| Records for processing |
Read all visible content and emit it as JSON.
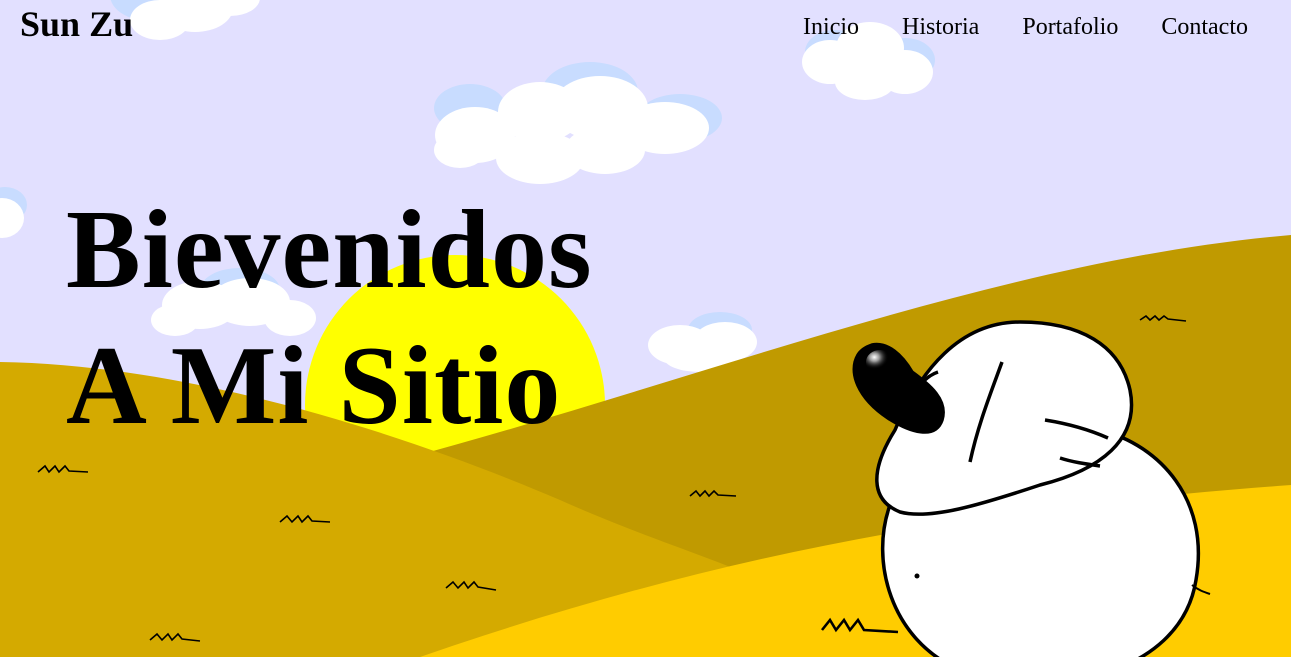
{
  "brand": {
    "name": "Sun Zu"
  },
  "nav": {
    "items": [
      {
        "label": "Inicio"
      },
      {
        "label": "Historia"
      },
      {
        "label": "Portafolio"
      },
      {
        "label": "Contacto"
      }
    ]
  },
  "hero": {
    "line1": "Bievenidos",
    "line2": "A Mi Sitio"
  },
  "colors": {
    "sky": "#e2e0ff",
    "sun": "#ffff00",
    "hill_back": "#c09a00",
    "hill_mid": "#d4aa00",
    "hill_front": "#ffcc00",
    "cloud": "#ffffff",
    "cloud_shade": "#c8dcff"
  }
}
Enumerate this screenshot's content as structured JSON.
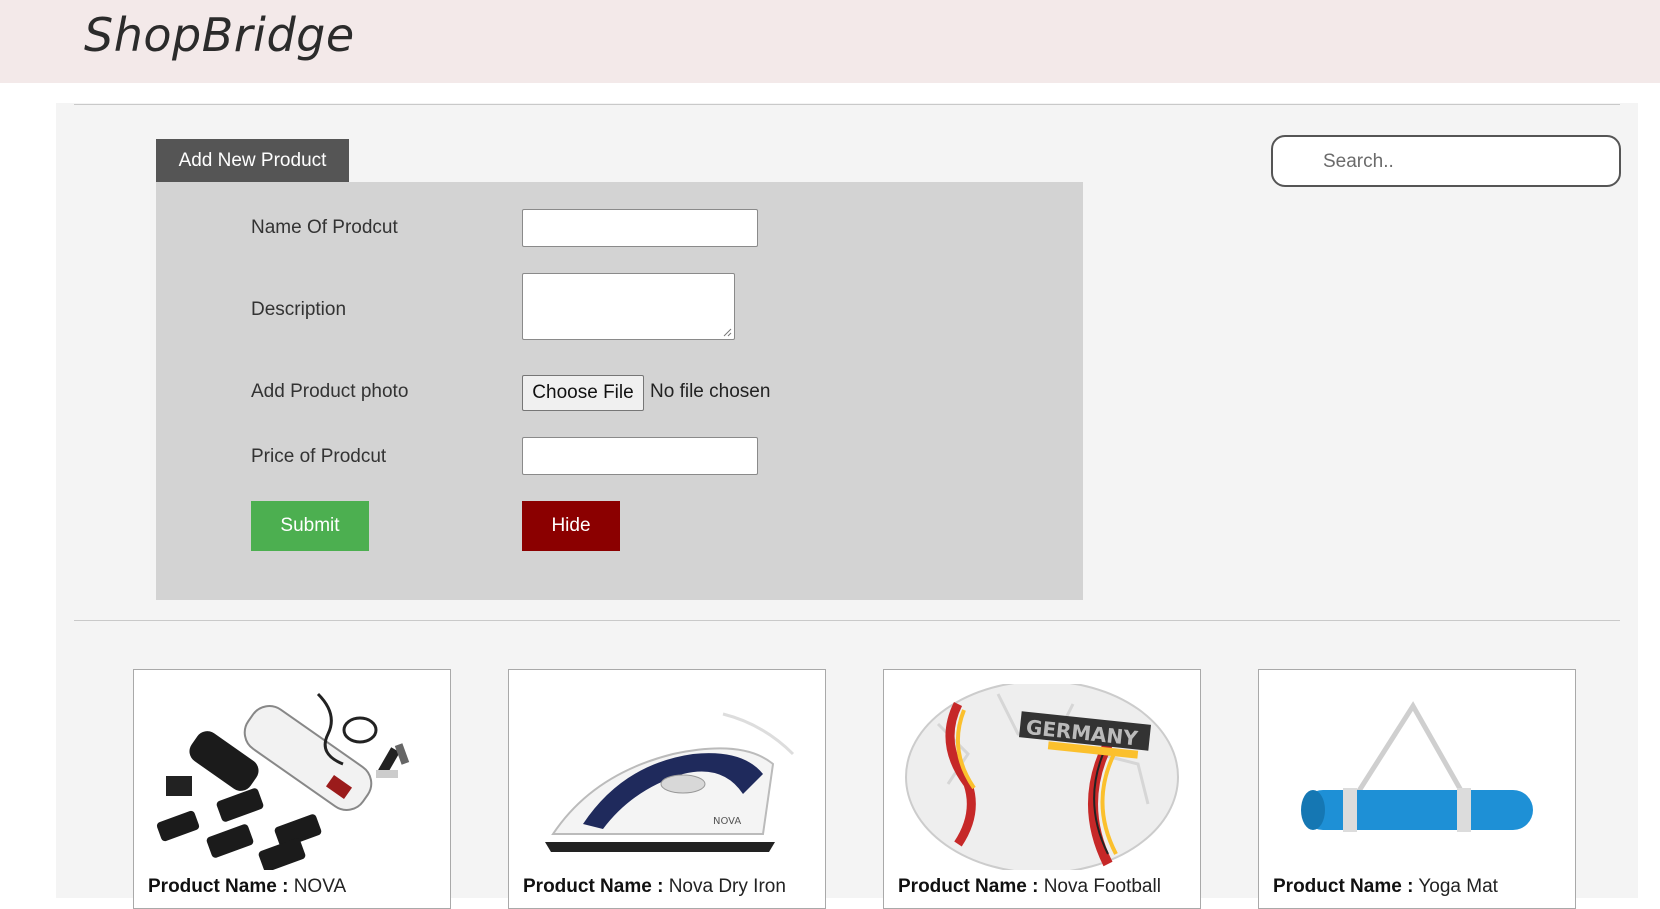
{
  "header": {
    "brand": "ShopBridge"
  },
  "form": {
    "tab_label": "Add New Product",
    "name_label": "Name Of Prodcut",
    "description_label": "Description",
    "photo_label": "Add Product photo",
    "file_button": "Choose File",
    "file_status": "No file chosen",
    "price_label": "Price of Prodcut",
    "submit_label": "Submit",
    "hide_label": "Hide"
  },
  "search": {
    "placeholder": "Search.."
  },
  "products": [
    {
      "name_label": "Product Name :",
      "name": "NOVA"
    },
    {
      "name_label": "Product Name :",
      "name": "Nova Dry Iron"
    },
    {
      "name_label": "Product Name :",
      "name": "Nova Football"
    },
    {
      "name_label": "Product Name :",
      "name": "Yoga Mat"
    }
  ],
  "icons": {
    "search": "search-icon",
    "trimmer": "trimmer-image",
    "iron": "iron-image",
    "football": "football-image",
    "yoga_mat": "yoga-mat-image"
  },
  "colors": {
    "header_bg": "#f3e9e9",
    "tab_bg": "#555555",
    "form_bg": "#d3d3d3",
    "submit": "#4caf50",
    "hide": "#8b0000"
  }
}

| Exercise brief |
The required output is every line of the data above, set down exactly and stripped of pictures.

| Response to this exercise |
Read all visible content and emit it as JSON.
{
  "brand": {
    "name": "Sun Zu"
  },
  "nav": {
    "items": [
      {
        "label": "Inicio"
      },
      {
        "label": "Historia"
      },
      {
        "label": "Portafolio"
      },
      {
        "label": "Contacto"
      }
    ]
  },
  "hero": {
    "line1": "Bievenidos",
    "line2": "A Mi Sitio"
  },
  "colors": {
    "sky": "#e2e0ff",
    "sun": "#ffff00",
    "hill_back": "#c09a00",
    "hill_mid": "#d4aa00",
    "hill_front": "#ffcc00",
    "cloud": "#ffffff",
    "cloud_shade": "#c8dcff"
  }
}
Enumerate this screenshot's content as structured JSON.
{
  "header": {
    "brand": "ShopBridge"
  },
  "form": {
    "tab_label": "Add New Product",
    "name_label": "Name Of Prodcut",
    "description_label": "Description",
    "photo_label": "Add Product photo",
    "file_button": "Choose File",
    "file_status": "No file chosen",
    "price_label": "Price of Prodcut",
    "submit_label": "Submit",
    "hide_label": "Hide"
  },
  "search": {
    "placeholder": "Search.."
  },
  "products": [
    {
      "name_label": "Product Name :",
      "name": "NOVA"
    },
    {
      "name_label": "Product Name :",
      "name": "Nova Dry Iron"
    },
    {
      "name_label": "Product Name :",
      "name": "Nova Football"
    },
    {
      "name_label": "Product Name :",
      "name": "Yoga Mat"
    }
  ],
  "icons": {
    "search": "search-icon",
    "trimmer": "trimmer-image",
    "iron": "iron-image",
    "football": "football-image",
    "yoga_mat": "yoga-mat-image"
  },
  "colors": {
    "header_bg": "#f3e9e9",
    "tab_bg": "#555555",
    "form_bg": "#d3d3d3",
    "submit": "#4caf50",
    "hide": "#8b0000"
  }
}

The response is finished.